**Goal of the exercise:** What you return should be each line of the data containing the string "Dallas".

┌─ Information provided

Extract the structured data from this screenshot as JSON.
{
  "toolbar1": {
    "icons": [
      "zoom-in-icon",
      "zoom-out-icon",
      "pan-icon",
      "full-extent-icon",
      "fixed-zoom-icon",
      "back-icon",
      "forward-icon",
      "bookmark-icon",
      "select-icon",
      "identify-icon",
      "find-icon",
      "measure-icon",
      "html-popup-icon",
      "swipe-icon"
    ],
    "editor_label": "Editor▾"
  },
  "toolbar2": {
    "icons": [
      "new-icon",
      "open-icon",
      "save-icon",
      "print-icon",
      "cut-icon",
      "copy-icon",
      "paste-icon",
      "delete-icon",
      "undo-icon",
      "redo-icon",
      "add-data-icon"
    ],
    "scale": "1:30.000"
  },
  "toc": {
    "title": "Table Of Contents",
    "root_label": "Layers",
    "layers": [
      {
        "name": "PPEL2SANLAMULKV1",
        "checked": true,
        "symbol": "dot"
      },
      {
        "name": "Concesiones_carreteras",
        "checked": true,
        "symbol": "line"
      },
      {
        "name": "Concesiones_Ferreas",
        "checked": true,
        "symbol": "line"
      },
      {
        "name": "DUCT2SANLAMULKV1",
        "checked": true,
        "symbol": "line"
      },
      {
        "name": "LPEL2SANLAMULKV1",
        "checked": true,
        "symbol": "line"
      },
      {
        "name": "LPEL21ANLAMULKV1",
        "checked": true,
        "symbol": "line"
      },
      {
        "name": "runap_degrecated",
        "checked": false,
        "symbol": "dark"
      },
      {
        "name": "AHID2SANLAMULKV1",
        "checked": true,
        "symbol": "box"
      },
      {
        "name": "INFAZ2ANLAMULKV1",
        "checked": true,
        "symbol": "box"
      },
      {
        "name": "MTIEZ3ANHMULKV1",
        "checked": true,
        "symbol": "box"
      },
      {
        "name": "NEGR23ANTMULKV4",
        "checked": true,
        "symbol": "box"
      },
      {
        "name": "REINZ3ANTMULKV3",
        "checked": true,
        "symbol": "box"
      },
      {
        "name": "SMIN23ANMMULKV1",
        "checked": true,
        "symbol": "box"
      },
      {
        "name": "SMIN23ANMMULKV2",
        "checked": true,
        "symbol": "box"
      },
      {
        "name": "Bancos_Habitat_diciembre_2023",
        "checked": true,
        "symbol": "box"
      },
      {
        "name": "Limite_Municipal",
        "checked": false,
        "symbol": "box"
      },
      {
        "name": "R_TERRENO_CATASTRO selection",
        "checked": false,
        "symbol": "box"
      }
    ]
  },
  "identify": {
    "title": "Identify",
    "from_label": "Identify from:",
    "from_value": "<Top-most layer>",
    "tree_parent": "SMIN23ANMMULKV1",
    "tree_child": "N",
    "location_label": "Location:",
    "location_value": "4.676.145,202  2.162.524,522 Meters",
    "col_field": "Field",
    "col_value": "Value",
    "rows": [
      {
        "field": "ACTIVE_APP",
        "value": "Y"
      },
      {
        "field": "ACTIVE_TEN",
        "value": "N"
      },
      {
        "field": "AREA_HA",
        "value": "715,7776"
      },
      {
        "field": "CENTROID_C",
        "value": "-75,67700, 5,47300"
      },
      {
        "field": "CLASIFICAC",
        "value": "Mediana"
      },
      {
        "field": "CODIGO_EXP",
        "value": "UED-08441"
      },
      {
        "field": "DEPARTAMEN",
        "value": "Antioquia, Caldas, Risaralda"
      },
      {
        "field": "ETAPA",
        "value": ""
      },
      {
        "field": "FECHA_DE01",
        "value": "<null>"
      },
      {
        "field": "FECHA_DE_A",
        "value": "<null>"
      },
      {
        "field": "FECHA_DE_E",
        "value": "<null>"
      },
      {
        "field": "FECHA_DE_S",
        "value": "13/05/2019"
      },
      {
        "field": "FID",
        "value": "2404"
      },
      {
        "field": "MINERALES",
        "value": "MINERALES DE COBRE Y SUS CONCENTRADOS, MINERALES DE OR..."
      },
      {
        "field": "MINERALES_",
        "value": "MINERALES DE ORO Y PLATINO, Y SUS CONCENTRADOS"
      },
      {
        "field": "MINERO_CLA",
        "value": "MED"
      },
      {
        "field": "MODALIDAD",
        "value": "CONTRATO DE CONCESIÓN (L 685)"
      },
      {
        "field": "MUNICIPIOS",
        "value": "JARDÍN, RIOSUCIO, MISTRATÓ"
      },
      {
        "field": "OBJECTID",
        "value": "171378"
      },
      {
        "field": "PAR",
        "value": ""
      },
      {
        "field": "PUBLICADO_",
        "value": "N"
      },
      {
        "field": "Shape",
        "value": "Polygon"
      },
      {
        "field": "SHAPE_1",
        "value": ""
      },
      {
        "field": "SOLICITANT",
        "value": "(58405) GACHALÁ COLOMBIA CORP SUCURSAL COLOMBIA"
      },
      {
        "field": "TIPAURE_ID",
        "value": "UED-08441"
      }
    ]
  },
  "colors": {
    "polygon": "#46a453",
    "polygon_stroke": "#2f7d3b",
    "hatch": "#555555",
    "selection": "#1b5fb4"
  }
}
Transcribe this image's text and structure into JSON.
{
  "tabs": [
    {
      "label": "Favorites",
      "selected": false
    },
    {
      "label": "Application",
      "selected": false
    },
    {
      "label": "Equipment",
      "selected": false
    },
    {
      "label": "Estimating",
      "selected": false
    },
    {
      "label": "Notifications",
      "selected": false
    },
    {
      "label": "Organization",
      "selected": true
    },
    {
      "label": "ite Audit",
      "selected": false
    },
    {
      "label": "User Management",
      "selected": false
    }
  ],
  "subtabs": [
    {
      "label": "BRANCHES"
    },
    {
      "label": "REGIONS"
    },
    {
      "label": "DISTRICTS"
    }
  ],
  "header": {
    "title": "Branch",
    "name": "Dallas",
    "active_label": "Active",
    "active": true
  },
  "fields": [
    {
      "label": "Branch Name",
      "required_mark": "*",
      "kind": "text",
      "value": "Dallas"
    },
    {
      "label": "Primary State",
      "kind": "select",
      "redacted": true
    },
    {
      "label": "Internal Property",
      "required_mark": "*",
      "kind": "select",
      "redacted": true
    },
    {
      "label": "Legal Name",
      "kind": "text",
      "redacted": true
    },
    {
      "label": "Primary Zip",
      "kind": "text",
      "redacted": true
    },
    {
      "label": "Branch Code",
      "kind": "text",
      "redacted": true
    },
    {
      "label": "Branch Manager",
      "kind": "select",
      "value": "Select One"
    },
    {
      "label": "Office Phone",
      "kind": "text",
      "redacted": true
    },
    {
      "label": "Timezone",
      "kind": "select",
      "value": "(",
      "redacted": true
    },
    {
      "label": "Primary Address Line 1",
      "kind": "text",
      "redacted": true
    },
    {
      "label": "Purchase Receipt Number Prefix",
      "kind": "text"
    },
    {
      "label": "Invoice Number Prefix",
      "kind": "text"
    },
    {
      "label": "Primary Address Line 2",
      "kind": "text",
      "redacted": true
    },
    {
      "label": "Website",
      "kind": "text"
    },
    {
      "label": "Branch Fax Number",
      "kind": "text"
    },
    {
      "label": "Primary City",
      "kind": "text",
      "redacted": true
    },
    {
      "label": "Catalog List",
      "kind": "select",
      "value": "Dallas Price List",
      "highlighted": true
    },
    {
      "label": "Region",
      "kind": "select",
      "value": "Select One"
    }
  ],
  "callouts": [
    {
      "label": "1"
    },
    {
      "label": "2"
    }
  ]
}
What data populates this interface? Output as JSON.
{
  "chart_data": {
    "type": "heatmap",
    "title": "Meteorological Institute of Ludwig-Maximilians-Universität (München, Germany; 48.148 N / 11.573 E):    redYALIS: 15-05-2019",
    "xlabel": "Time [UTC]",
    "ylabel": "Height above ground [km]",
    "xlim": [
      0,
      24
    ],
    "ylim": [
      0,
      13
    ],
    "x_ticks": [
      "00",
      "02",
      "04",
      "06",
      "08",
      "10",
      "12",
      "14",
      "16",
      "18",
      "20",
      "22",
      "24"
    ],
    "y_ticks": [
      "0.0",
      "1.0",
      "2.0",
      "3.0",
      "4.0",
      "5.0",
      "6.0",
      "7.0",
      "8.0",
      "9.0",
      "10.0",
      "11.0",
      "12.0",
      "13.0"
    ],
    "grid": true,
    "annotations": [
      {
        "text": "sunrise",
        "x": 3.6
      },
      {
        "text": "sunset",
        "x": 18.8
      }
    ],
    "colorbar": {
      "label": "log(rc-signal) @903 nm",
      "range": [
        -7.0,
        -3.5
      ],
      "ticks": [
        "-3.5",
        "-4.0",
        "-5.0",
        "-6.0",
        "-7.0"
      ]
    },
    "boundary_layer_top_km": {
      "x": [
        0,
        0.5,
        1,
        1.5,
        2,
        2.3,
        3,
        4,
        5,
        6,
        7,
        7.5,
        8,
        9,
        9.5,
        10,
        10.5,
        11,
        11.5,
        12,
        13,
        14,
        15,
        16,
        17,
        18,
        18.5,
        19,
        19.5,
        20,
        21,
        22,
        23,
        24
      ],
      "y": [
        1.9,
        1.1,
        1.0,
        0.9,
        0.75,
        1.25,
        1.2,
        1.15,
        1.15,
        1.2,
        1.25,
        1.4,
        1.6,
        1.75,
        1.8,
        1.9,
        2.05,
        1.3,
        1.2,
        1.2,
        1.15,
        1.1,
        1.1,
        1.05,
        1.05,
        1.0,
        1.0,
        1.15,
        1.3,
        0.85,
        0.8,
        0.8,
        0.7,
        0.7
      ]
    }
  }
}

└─

**Output of the task:**
    "name": "Dallas",
      "value": "Dallas"
      "value": "Dallas Price List",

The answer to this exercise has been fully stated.